In Dominion Dealer Solutions, LLC, v. Michele K. Lee, 3:13CV699, ____ (E.D. Va. 2014), Judge Robert E. Payne denied  Dominon’s challenge of the PTAB’s decision not to institute trial in five IPR petitions filed by Dominion against patents owned by AutoAlert, Inc.  The court instead granted the PTO’s motion to dismiss based on its interpretation that the PTAB’s decision not to institute trial is final an nonappealable under 35 U.S.C. § 314(d).

As it turns out, the Federal Circuit already has a petition for mandamus from Dominion requesting relief from the PTAB decision to not institute IPR.  It will be interesting to see how the Federal Circuit decides that petition, because that may be an indicator of the Federal Circuit’s approach to other persons that are also seeking a writ of mandamus — some of which we will be discussing in future posts.

 

 

 

Join Me in San Francisco for PLI’s Post-Grant CLE Program on April 28

Friday, March 7th, 2014

I will be presenting at PLI’s “USPTO Post-Grant Patent Trials 2014” CLE Program on April 28th with a number of other post-grant practitioners. Please join us there or attend via webinar! — Timothy Bianchi

USPTO Statistics Show Inter Partes Patent Reviews are Frequently Settled Before Final Board Decision

Monday, February 17th, 2014

The U.S. Patent Office regularly posts statistics on post-grant proceedings such as inter partes review and covered business method patent review.   An excerpt of PTAB statistics for February 13, 2014 is found below.  The acronyms “FWD” and “RAJ” stand for “Final Written Decision on the merits” and “Request for Adverse Judgment.”  The “Other” category includes terminations due to dismissal.

IPR Stats for 2-13-2014

The number of trials with a final written decision on the merits (FWD) remains relatively small because IPR proceedings take roughly about a year and a half from filing of a petition to conclusion, and the AIA provision allowing IPRs is only about 17 months old.

Interestingly, the data shows a relatively high number of settled IPR proceedings.  These settlements can occur any time after the filing of the petition and before a final written decision on the merits.  Therefore, these settlements are made within months of the Petition filing rather than years.  Of course, all settlements are not equal.  Some result in the termination of both the Patent Office proceeding and the concurrent District Court litigation.

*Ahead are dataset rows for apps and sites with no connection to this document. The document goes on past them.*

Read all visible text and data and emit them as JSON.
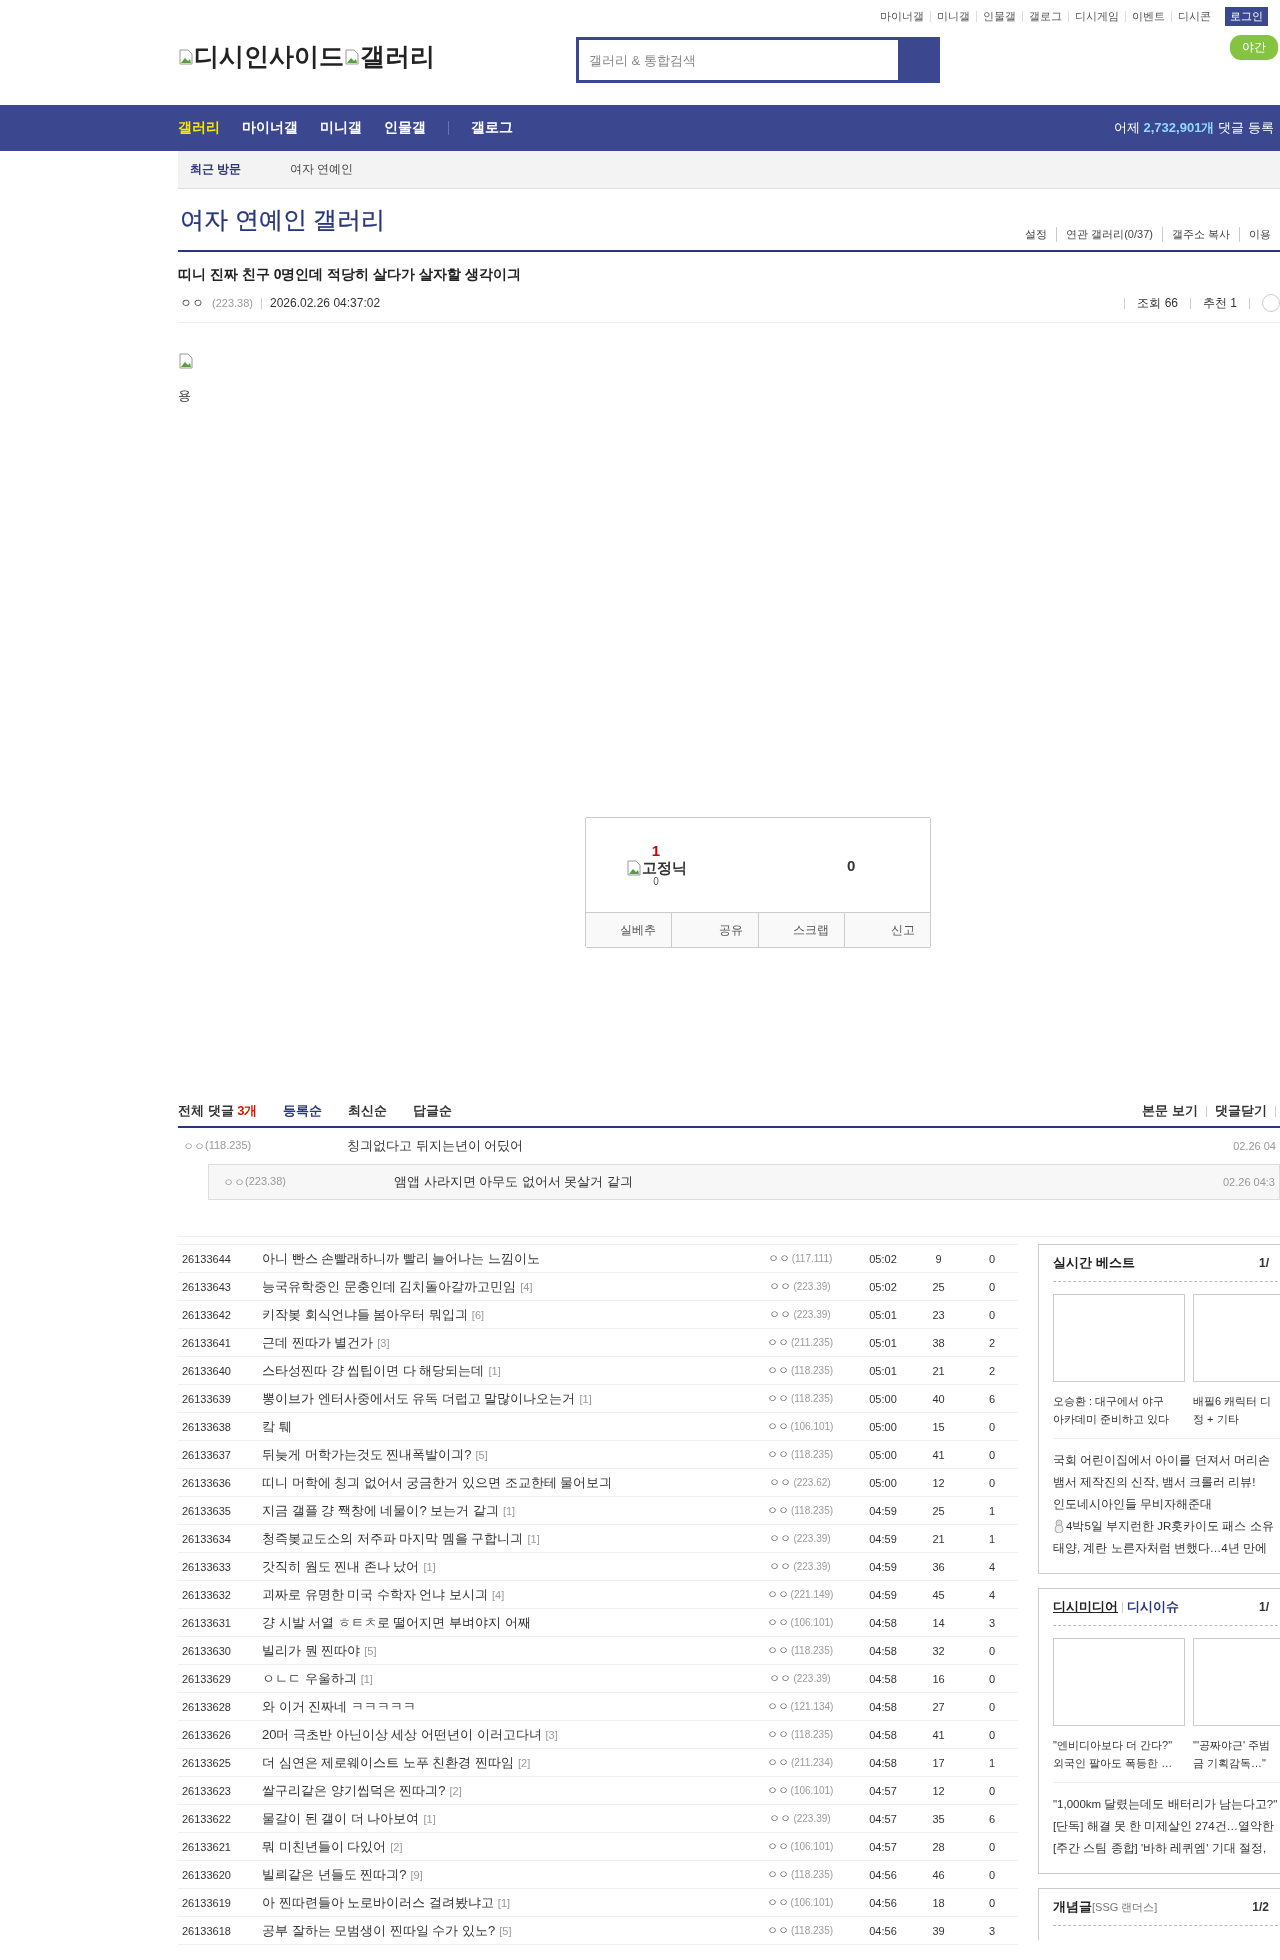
{
  "top_links": [
    "마이너갤",
    "미니갤",
    "인물갤",
    "갤로그",
    "디시게임",
    "이벤트",
    "디시콘"
  ],
  "login_button": "로그인",
  "night_mode_button": "야간",
  "logo": {
    "site": "디시인사이드",
    "section": "갤러리"
  },
  "search": {
    "placeholder": "갤러리 & 통합검색"
  },
  "nav": {
    "items": [
      {
        "label": "갤러리",
        "selected": true
      },
      {
        "label": "마이너갤",
        "selected": false
      },
      {
        "label": "미니갤",
        "selected": false
      },
      {
        "label": "인물갤",
        "selected": false
      },
      {
        "label": "갤로그",
        "selected": false
      }
    ],
    "stat_prefix": "어제",
    "stat_number": "2,732,901개",
    "stat_suffix": "댓글 등록"
  },
  "recent": {
    "label": "최근 방문",
    "items": [
      "여자 연예인"
    ]
  },
  "gallery": {
    "title": "여자 연예인 갤러리",
    "links": [
      "설정",
      "연관 갤러리(0/37)",
      "갤주소 복사",
      "이용"
    ]
  },
  "post": {
    "title": "띠니 진짜 친구 0명인데 적당히 살다가 살자할 생각이긔",
    "nick": "ㅇㅇ",
    "ip": "(223.38)",
    "date": "2026.02.26 04:37:02",
    "views": "조회 66",
    "recommend": "추천 1",
    "body_text": "용"
  },
  "vote": {
    "up": "1",
    "fixnick_label": "고정닉",
    "fixnick_count": "0",
    "down": "0",
    "buttons": [
      "실베추",
      "공유",
      "스크랩",
      "신고"
    ]
  },
  "comments": {
    "title": "전체 댓글",
    "count": "3개",
    "sorts": [
      {
        "label": "등록순",
        "selected": true
      },
      {
        "label": "최신순",
        "selected": false
      },
      {
        "label": "답글순",
        "selected": false
      }
    ],
    "actions": [
      "본문 보기",
      "댓글닫기"
    ],
    "items": [
      {
        "nick": "ㅇㅇ",
        "ip": "(118.235)",
        "text": "칭긔없다고 뒤지는년이 어딨어",
        "date": "02.26 04",
        "children": [
          {
            "nick": "ㅇㅇ",
            "ip": "(223.38)",
            "text": "앰앱 사라지면 아무도 없어서 못살거 같긔",
            "date": "02.26 04:3"
          }
        ]
      }
    ]
  },
  "list": [
    {
      "no": "26133644",
      "title": "아니 빤스 손빨래하니까 빨리 늘어나는 느낌이노",
      "nick": "ㅇㅇ",
      "ip": "(117.111)",
      "time": "05:02",
      "views": "9",
      "recommend": "0"
    },
    {
      "no": "26133643",
      "title": "능국유학중인 문충인데 김치돌아갈까고민임",
      "replies": "[4]",
      "nick": "ㅇㅇ",
      "ip": "(223.39)",
      "time": "05:02",
      "views": "25",
      "recommend": "0"
    },
    {
      "no": "26133642",
      "title": "키작봊 회식언냐들 봄아우터 뭐입긔",
      "replies": "[6]",
      "nick": "ㅇㅇ",
      "ip": "(223.39)",
      "time": "05:01",
      "views": "23",
      "recommend": "0"
    },
    {
      "no": "26133641",
      "title": "근데 찐따가 별건가",
      "replies": "[3]",
      "nick": "ㅇㅇ",
      "ip": "(211.235)",
      "time": "05:01",
      "views": "38",
      "recommend": "2"
    },
    {
      "no": "26133640",
      "title": "스타성찐따 걍 씹팁이면 다 해당되는데",
      "replies": "[1]",
      "nick": "ㅇㅇ",
      "ip": "(118.235)",
      "time": "05:01",
      "views": "21",
      "recommend": "2"
    },
    {
      "no": "26133639",
      "title": "뽕이브가 엔터사중에서도 유독 더럽고 말많이나오는거",
      "replies": "[1]",
      "nick": "ㅇㅇ",
      "ip": "(118.235)",
      "time": "05:00",
      "views": "40",
      "recommend": "6"
    },
    {
      "no": "26133638",
      "title": "캌 퉤",
      "nick": "ㅇㅇ",
      "ip": "(106.101)",
      "time": "05:00",
      "views": "15",
      "recommend": "0"
    },
    {
      "no": "26133637",
      "title": "뒤늦게 머학가는것도 찐내폭발이긔?",
      "replies": "[5]",
      "nick": "ㅇㅇ",
      "ip": "(118.235)",
      "time": "05:00",
      "views": "41",
      "recommend": "0"
    },
    {
      "no": "26133636",
      "title": "띠니 머학에 칭긔 없어서 궁금한거 있으면 조교한테 물어보긔",
      "nick": "ㅇㅇ",
      "ip": "(223.62)",
      "time": "05:00",
      "views": "12",
      "recommend": "0"
    },
    {
      "no": "26133635",
      "title": "지금 갤플 걍 짹창에 네물이? 보는거 같긔",
      "replies": "[1]",
      "nick": "ㅇㅇ",
      "ip": "(118.235)",
      "time": "04:59",
      "views": "25",
      "recommend": "1"
    },
    {
      "no": "26133634",
      "title": "청즉봊교도소의 저주파 마지막 멤을 구합니긔",
      "replies": "[1]",
      "nick": "ㅇㅇ",
      "ip": "(223.39)",
      "time": "04:59",
      "views": "21",
      "recommend": "1"
    },
    {
      "no": "26133633",
      "title": "갓직히 웜도 찐내 존나 났어",
      "replies": "[1]",
      "nick": "ㅇㅇ",
      "ip": "(223.39)",
      "time": "04:59",
      "views": "36",
      "recommend": "4"
    },
    {
      "no": "26133632",
      "title": "괴짜로 유명한 미국 수학자 언냐 보시긔",
      "replies": "[4]",
      "nick": "ㅇㅇ",
      "ip": "(221.149)",
      "time": "04:59",
      "views": "45",
      "recommend": "4"
    },
    {
      "no": "26133631",
      "title": "걍 시발 서열 ㅎㅌㅊ로 떨어지면 부벼야지 어째",
      "nick": "ㅇㅇ",
      "ip": "(106.101)",
      "time": "04:58",
      "views": "14",
      "recommend": "3"
    },
    {
      "no": "26133630",
      "title": "빌리가 뭔 찐따야",
      "replies": "[5]",
      "nick": "ㅇㅇ",
      "ip": "(118.235)",
      "time": "04:58",
      "views": "32",
      "recommend": "0"
    },
    {
      "no": "26133629",
      "title": "ㅇㄴㄷ 우울하긔",
      "replies": "[1]",
      "nick": "ㅇㅇ",
      "ip": "(223.39)",
      "time": "04:58",
      "views": "16",
      "recommend": "0"
    },
    {
      "no": "26133628",
      "title": "와 이거 진짜네 ㅋㅋㅋㅋㅋ",
      "nick": "ㅇㅇ",
      "ip": "(121.134)",
      "time": "04:58",
      "views": "27",
      "recommend": "0"
    },
    {
      "no": "26133626",
      "title": "20머 극초반 아닌이상 세상 어떤년이 이러고다녀",
      "replies": "[3]",
      "nick": "ㅇㅇ",
      "ip": "(118.235)",
      "time": "04:58",
      "views": "41",
      "recommend": "0"
    },
    {
      "no": "26133625",
      "title": "더 심연은 제로웨이스트 노푸 친환경 찐따임",
      "replies": "[2]",
      "nick": "ㅇㅇ",
      "ip": "(211.234)",
      "time": "04:58",
      "views": "17",
      "recommend": "1"
    },
    {
      "no": "26133623",
      "title": "쌀구리같은 양기씹덕은 찐따긔?",
      "replies": "[2]",
      "nick": "ㅇㅇ",
      "ip": "(106.101)",
      "time": "04:57",
      "views": "12",
      "recommend": "0"
    },
    {
      "no": "26133622",
      "title": "물갈이 된 갤이 더 나아보여",
      "replies": "[1]",
      "nick": "ㅇㅇ",
      "ip": "(223.39)",
      "time": "04:57",
      "views": "35",
      "recommend": "6"
    },
    {
      "no": "26133621",
      "title": "뭐 미친년들이 다있어",
      "replies": "[2]",
      "nick": "ㅇㅇ",
      "ip": "(106.101)",
      "time": "04:57",
      "views": "28",
      "recommend": "0"
    },
    {
      "no": "26133620",
      "title": "빌릐같은 년들도 찐따긔?",
      "replies": "[9]",
      "nick": "ㅇㅇ",
      "ip": "(118.235)",
      "time": "04:56",
      "views": "46",
      "recommend": "0"
    },
    {
      "no": "26133619",
      "title": "아 찐따련들아 노로바이러스 걸려봤냐고",
      "replies": "[1]",
      "nick": "ㅇㅇ",
      "ip": "(106.101)",
      "time": "04:56",
      "views": "18",
      "recommend": "0"
    },
    {
      "no": "26133618",
      "title": "공부 잘하는 모범생이 찐따일 수가 있노?",
      "replies": "[5]",
      "nick": "ㅇㅇ",
      "ip": "(118.235)",
      "time": "04:56",
      "views": "39",
      "recommend": "3"
    }
  ],
  "sidebar": {
    "best": {
      "title": "실시간 베스트",
      "page": "1/",
      "cards": [
        {
          "caption": [
            "오승환 : 대구에서 야구",
            "아카데미 준비하고 있다"
          ]
        },
        {
          "caption": [
            "배필6 캐릭터 디",
            "정 + 기타"
          ]
        }
      ],
      "links": [
        {
          "text": "국회 어린이집에서 아이를 던져서 머리손"
        },
        {
          "text": "뱀서 제작진의 신작, 뱀서 크롤러 리뷰!"
        },
        {
          "text": "인도네시아인들 무비자해준대"
        },
        {
          "text": "4박5일 부지런한 JR홋카이도 패스 소유",
          "icon": true
        },
        {
          "text": "태양, 계란 노른자처럼 변했다…4년 만에"
        }
      ]
    },
    "media": {
      "tabs": [
        {
          "label": "디시미디어",
          "selected": true
        },
        {
          "label": "디시이슈",
          "selected": false
        }
      ],
      "page": "1/",
      "cards": [
        {
          "caption": [
            "\"엔비디아보다 더 간다?\"",
            "외국인 팔아도 폭등한 …"
          ]
        },
        {
          "caption": [
            "\"'공짜야근' 주범",
            "금 기획감독…\""
          ]
        }
      ],
      "links": [
        {
          "text": "\"1,000km 달렸는데도 배터리가 남는다고?\""
        },
        {
          "text": "[단독] 해결 못 한 미제살인 274건…열악한"
        },
        {
          "text": "[주간 스팀 종합] '바하 레퀴엠' 기대 절정,"
        }
      ]
    },
    "concept": {
      "title": "개념글",
      "tag": "[SSG 랜더스]",
      "page": "1/2"
    }
  }
}
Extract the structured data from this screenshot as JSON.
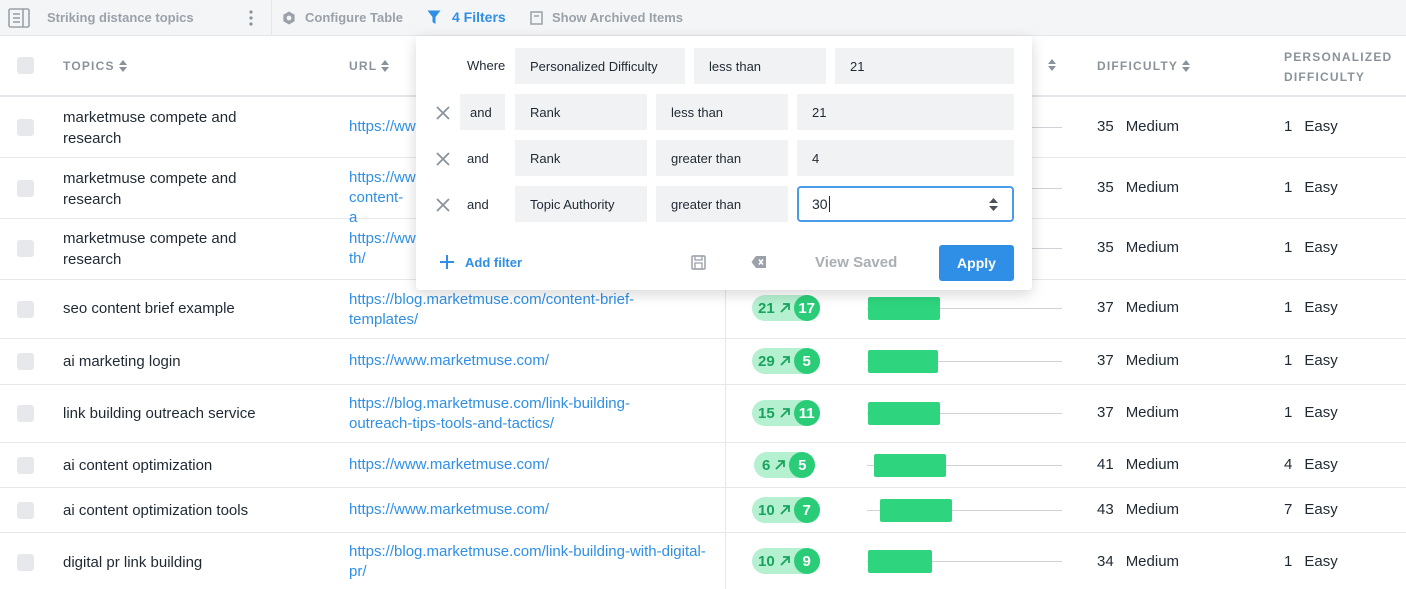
{
  "toolbar": {
    "title": "Striking distance topics",
    "configure_label": "Configure Table",
    "filters_label": "4 Filters",
    "archived_label": "Show Archived Items"
  },
  "headers": {
    "topics": "TOPICS",
    "url": "URL",
    "difficulty": "DIFFICULTY",
    "personalized_line1": "PERSONALIZED",
    "personalized_line2": "DIFFICULTY"
  },
  "rows": [
    {
      "topic": "marketmuse compete and research",
      "url": "https://ww",
      "rank": "",
      "trend": "",
      "bar": 0,
      "difficulty": "35",
      "difficulty_label": "Medium",
      "pdifficulty": "1",
      "pdifficulty_label": "Easy"
    },
    {
      "topic": "marketmuse compete and research",
      "url": "https://ww content-a",
      "rank": "",
      "trend": "",
      "bar": 0,
      "difficulty": "35",
      "difficulty_label": "Medium",
      "pdifficulty": "1",
      "pdifficulty_label": "Easy"
    },
    {
      "topic": "marketmuse compete and research",
      "url": "https://ww th/",
      "rank": "",
      "trend": "",
      "bar": 0,
      "difficulty": "35",
      "difficulty_label": "Medium",
      "pdifficulty": "1",
      "pdifficulty_label": "Easy"
    },
    {
      "topic": "seo content brief example",
      "url": "https://blog.marketmuse.com/content-brief-templates/",
      "rank": "21",
      "trend": "17",
      "bar": 0.37,
      "difficulty": "37",
      "difficulty_label": "Medium",
      "pdifficulty": "1",
      "pdifficulty_label": "Easy"
    },
    {
      "topic": "ai marketing login",
      "url": "https://www.marketmuse.com/",
      "rank": "29",
      "trend": "5",
      "bar": 0.36,
      "difficulty": "37",
      "difficulty_label": "Medium",
      "pdifficulty": "1",
      "pdifficulty_label": "Easy"
    },
    {
      "topic": "link building outreach service",
      "url": "https://blog.marketmuse.com/link-building-outreach-tips-tools-and-tactics/",
      "rank": "15",
      "trend": "11",
      "bar": 0.37,
      "difficulty": "37",
      "difficulty_label": "Medium",
      "pdifficulty": "1",
      "pdifficulty_label": "Easy"
    },
    {
      "topic": "ai content optimization",
      "url": "https://www.marketmuse.com/",
      "rank": "6",
      "trend": "5",
      "bar": 0.37,
      "difficulty": "41",
      "difficulty_label": "Medium",
      "pdifficulty": "4",
      "pdifficulty_label": "Easy"
    },
    {
      "topic": "ai content optimization tools",
      "url": "https://www.marketmuse.com/",
      "rank": "10",
      "trend": "7",
      "bar": 0.37,
      "difficulty": "43",
      "difficulty_label": "Medium",
      "pdifficulty": "7",
      "pdifficulty_label": "Easy"
    },
    {
      "topic": "digital pr link building",
      "url": "https://blog.marketmuse.com/link-building-with-digital-pr/",
      "rank": "10",
      "trend": "9",
      "bar": 0.33,
      "difficulty": "34",
      "difficulty_label": "Medium",
      "pdifficulty": "1",
      "pdifficulty_label": "Easy"
    }
  ],
  "filters": {
    "where_label": "Where",
    "rows": [
      {
        "conj": "",
        "field": "Personalized Difficulty",
        "op": "less than",
        "value": "21"
      },
      {
        "conj": "and",
        "field": "Rank",
        "op": "less than",
        "value": "21"
      },
      {
        "conj": "and",
        "field": "Rank",
        "op": "greater than",
        "value": "4"
      },
      {
        "conj": "and",
        "field": "Topic Authority",
        "op": "greater than",
        "value": "30"
      }
    ],
    "add_filter": "Add filter",
    "view_saved": "View Saved",
    "apply": "Apply"
  },
  "colors": {
    "accent": "#2f8fe6",
    "pill_light": "#b5f0d0",
    "pill_dark": "#2bcc77",
    "bar": "#2ed47e"
  }
}
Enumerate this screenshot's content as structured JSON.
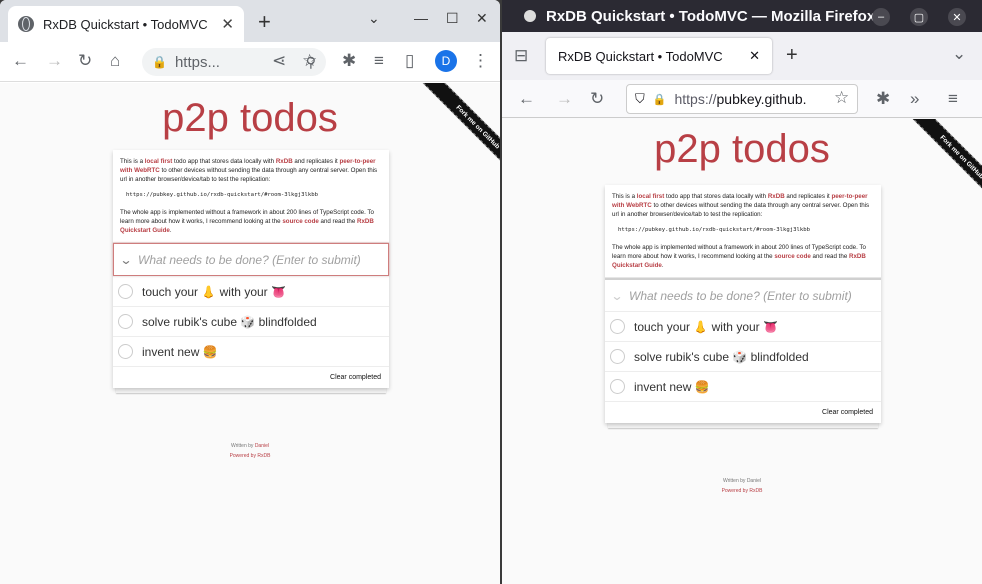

Others may only  terminate the Patent Office proceeding.  And, as discussed in earlier posts, some settlements may dismiss the Petitioner from the Patent Office proceeding but maintain the proceeding against the Patent Owner.  Regardless, early settlements often favor the Petitioner and provide a “win” for the Petitioner.  And even if that is not the case, settlements executed before a final decision on the merits provide another opportunity for early discussion and resolution of patent disputes.

It should be noted that IPRs are responsible for more settlements than can be provided by these statistics, because many disputes are resolved by settlements achieved prior to any filing of IPR petitions (i.e., in cases where the Patent Owner is afforded an opportunity to settle before an IPR petition is filed).

It will be some time before more accurate statistics on IPRs will be available, however these settlement statistics show that parties can achieve some resolution of patent disputes very early in post-grant proceedings, and likely much earlier than in traditional litigation time frames.